Instructions for the task
Return each line of the records below that contains the word "verification".

-.-.-

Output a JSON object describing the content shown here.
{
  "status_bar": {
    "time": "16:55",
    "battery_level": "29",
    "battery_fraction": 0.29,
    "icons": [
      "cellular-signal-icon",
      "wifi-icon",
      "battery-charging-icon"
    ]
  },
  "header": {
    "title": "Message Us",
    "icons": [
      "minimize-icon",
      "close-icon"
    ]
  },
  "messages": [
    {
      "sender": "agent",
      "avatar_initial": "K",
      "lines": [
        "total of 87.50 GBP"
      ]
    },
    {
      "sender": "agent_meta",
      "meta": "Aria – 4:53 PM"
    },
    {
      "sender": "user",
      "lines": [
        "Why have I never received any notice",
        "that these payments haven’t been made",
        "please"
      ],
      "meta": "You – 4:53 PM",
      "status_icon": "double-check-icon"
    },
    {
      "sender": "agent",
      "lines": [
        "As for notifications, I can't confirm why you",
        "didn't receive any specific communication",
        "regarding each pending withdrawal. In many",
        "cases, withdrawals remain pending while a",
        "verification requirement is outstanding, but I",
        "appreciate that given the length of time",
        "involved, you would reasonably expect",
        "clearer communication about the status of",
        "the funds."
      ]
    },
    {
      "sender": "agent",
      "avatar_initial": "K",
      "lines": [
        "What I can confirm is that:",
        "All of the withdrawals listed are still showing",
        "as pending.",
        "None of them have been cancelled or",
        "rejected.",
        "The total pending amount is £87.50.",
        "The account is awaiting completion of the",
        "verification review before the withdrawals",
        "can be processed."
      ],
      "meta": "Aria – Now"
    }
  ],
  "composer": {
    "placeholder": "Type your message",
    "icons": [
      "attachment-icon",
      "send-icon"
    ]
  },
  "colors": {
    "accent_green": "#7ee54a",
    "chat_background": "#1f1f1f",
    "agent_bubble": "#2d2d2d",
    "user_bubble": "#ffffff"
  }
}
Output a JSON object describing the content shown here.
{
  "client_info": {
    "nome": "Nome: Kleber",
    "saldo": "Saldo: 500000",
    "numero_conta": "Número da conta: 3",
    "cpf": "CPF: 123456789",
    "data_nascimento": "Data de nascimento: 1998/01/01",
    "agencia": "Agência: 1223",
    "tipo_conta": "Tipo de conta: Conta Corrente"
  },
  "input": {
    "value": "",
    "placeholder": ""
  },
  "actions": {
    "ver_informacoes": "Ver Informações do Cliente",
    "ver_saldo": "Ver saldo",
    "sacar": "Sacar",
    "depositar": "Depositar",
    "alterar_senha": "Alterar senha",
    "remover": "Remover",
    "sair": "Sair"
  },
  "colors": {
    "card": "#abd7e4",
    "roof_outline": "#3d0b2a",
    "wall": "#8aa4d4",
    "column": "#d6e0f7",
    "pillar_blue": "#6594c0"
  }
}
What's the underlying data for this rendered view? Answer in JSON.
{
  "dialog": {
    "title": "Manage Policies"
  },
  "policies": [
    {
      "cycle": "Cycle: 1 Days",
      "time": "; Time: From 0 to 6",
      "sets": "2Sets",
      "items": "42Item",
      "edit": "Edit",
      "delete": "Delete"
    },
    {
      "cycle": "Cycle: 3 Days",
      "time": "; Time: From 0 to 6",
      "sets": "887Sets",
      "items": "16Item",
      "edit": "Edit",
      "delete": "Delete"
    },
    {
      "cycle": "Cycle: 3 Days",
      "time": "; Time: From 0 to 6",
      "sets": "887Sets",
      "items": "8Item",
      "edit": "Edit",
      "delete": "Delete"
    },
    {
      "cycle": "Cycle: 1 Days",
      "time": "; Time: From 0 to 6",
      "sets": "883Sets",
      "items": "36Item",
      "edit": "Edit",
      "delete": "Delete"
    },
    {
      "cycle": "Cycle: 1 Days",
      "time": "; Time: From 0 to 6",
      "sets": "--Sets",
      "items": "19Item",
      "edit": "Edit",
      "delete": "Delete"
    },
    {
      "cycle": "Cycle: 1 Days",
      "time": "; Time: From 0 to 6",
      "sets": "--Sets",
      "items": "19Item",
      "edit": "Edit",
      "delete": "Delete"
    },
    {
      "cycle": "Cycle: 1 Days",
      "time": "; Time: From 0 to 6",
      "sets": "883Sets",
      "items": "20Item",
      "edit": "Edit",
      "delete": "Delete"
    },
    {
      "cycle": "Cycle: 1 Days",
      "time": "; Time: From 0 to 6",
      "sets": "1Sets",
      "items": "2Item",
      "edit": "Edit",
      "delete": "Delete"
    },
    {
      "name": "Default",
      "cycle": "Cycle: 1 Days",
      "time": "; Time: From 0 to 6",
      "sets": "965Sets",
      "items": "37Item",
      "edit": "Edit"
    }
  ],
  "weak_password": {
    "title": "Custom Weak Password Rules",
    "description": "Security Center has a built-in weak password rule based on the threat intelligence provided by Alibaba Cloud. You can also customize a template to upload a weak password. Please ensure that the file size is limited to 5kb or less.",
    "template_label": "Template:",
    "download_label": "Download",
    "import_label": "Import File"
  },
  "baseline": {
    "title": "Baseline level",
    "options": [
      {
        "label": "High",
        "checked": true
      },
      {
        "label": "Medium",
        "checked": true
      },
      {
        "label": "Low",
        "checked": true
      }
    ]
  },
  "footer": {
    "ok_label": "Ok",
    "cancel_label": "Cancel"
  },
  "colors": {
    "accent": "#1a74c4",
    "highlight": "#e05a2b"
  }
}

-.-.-

Task result
        "verification requirement is outstanding, but I",
        "verification review before the withdrawals",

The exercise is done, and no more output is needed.